NATO Secretary General Jens Stoltenberg said the organization has no plans to name the new headquarters in Brussels after late Arizona Senator John McCain.

NATO Secretary General Jens Stoltenberg speaks to reporters at the 2018 NATO Summit at NATO headquarters on July 11, 2018 in Brussels, Belgium. Leaders from NATO member and partner states are meeting for a two-day summit, which is being overshadowed by strong demands by U.S. President Trump for most NATO member countries to pay more towards funding the alliance.
Sean Gallup / Getty Images

NATO Secretary General Jens Stoltenberg said the organization has no plans to name the new headquarters in Brussels after late Arizona Senator John McCain.

Secretary General Jens Stoltenberg shot down the possibility that NATO’s new headquarters could be named after late Arizona Senator John McCain on Friday, according to the WashingtonExaminer.

Stoltenberg said during an appearance at a Heritage Foundation think tank that the organization was planning to honor McCain, a long-time supporter of the alliance, in another way.

“NATO doesn’t have a tradition of naming buildings after politicians.”

“We are 29 allies with a lot of presidents, kings, heads of state in government, so we haven’t introduced that tradition,” he said.

“I’m certain that we will be able to honor John McCain but not necessarily through naming a building and actually we honor John McCain every day through the fact that we stand together in NATO and deliver strong trans-Atlantic deterrence and defense.”

After McCain died last month of brain cancer, a bipartisan group of congressional lawmakers drew up a resolution to honor the late Arizona senator.

Sens. Marco Rubio, R-Fla., and Ben Cardin, D-Md., and Reps. Mike Gallagher, R-Wisc., and Jimmy Panetta, D-Calif. lead the effort, but the resolution gained the support of 20 other lawmakers in the nation’s capital.

The $1.45 billion headquarters is located in Brussels, Belgium, and will house nearly 4,000 military and civilian personnel from the alliance.

NATO has taken a lot of flack over the past few months, however, particularly from President Donald Trump.

At the organization’s annual summit in Brussels last July, President Trump attacked allies, calling Germany “a captive of Russia” and accusing members of the alliance “delinquent” in their defense spending.

The comments sent European diplomats reeling, according to CNN.

“It’s like the world has gone crazy this morning,” one senior European diplomat told CNN. “Trump’s performance was beyond belief.”

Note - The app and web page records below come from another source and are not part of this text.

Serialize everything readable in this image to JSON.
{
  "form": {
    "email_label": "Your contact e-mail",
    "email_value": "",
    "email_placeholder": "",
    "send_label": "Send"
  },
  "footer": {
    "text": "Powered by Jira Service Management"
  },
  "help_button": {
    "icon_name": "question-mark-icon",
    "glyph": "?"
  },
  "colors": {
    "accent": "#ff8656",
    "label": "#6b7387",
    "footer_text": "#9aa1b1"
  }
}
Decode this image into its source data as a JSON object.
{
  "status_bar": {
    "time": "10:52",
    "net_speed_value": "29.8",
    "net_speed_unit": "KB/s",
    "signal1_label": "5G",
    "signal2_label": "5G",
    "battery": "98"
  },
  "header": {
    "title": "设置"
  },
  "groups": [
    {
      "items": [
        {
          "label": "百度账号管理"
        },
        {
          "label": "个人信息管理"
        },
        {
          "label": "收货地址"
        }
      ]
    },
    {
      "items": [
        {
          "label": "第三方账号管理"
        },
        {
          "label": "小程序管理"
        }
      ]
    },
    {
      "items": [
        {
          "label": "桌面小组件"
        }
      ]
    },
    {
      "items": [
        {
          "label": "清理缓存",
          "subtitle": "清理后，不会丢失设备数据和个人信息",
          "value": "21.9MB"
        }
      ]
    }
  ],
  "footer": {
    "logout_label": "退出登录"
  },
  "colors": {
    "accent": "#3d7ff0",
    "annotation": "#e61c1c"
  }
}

“This is very confusing,” another senior European diplomat told CNN.

Referring to Trump’s Twitter tirade against Germany, the envoy said, “the attacks before, and now this tremendous stuff today. It doesn’t make any sense. We’re still in the process of analyzing it.”

Despite the President’s attacks on the organization, GOP leaders defended NATO publically.

Senate Foreign Relations Chairman Bob Corker told CNN he was concerned that that Trump is trying to “tear down” NATO and “punch our friends in the nose.”

While Corker agrees with the President about NATO allies paying more into the alliance, he doubled down and said Trump’s rhetoric is “damaging to us.”

House Speaker Paul Ryan was hesitant to outright disagree with the President, saying he subscribes “to the view that we should not be criticizing our president while he is overseas, but let me say a couple of things. NATO is indispensable.”